Task prompt:
Filter the listing down to the lines containing the word "variable".

Extracted material:
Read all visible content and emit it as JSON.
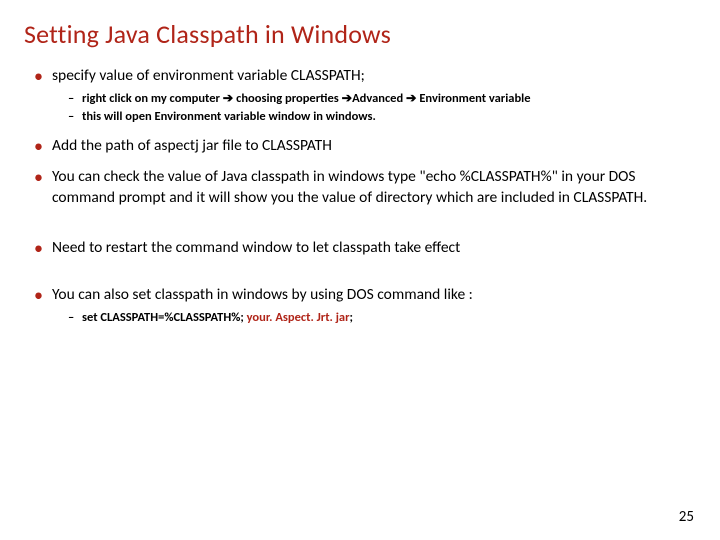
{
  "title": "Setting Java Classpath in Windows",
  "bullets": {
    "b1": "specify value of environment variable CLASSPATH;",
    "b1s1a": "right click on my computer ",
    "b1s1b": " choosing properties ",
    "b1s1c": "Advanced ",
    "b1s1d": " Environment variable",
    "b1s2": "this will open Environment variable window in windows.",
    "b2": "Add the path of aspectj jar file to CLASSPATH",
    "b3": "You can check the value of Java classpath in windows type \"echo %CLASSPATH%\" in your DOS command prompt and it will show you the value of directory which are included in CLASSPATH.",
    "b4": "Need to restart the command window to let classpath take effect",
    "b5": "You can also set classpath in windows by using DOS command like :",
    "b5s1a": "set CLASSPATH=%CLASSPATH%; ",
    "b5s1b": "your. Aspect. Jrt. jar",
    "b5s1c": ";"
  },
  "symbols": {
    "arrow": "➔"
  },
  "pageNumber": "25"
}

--

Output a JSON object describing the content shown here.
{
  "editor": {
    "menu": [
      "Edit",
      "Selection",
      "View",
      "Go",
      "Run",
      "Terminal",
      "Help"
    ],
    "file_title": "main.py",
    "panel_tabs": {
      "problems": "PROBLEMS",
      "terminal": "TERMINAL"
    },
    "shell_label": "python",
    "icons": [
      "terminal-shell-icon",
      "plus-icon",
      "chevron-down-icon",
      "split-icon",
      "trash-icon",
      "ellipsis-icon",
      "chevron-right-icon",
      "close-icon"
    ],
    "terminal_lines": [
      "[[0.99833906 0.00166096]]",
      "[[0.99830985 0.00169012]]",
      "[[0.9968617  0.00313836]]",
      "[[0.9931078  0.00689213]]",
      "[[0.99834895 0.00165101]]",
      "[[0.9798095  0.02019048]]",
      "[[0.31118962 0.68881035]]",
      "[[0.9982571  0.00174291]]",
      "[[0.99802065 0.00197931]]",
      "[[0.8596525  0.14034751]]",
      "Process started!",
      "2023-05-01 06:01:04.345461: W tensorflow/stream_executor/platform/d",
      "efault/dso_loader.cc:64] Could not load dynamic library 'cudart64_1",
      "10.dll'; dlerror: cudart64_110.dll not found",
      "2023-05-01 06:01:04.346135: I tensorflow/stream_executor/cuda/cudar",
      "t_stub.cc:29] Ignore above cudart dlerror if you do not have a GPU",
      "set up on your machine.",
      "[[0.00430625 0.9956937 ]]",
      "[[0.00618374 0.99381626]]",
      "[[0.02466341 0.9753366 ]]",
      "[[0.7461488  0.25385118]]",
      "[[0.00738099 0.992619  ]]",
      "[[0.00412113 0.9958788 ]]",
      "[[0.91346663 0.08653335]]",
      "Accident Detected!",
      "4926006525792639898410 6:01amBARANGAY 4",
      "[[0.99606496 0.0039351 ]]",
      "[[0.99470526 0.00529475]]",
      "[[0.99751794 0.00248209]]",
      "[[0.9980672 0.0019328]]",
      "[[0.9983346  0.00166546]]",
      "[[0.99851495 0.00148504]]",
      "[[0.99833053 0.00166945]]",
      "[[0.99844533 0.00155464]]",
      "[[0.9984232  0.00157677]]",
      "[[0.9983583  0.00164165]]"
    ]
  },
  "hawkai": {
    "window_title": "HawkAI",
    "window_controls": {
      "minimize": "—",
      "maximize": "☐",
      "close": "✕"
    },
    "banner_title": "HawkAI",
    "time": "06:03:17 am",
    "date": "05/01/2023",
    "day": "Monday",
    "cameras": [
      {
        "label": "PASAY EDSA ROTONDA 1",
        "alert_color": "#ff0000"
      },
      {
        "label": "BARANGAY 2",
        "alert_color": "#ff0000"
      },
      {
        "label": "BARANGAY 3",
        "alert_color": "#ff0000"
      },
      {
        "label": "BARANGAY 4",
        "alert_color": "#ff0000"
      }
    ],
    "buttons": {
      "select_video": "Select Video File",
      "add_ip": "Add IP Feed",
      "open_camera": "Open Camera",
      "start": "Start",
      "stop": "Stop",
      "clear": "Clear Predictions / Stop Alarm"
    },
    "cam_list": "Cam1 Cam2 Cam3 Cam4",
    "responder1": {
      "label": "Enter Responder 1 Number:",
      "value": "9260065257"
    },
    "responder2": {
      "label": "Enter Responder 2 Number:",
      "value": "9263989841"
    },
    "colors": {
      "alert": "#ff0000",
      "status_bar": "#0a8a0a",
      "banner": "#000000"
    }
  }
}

Written answer:
    "b1": "specify value of environment variable CLASSPATH;",
    "b1s1d": " Environment variable",
    "b1s2": "this will open Environment variable window in windows.",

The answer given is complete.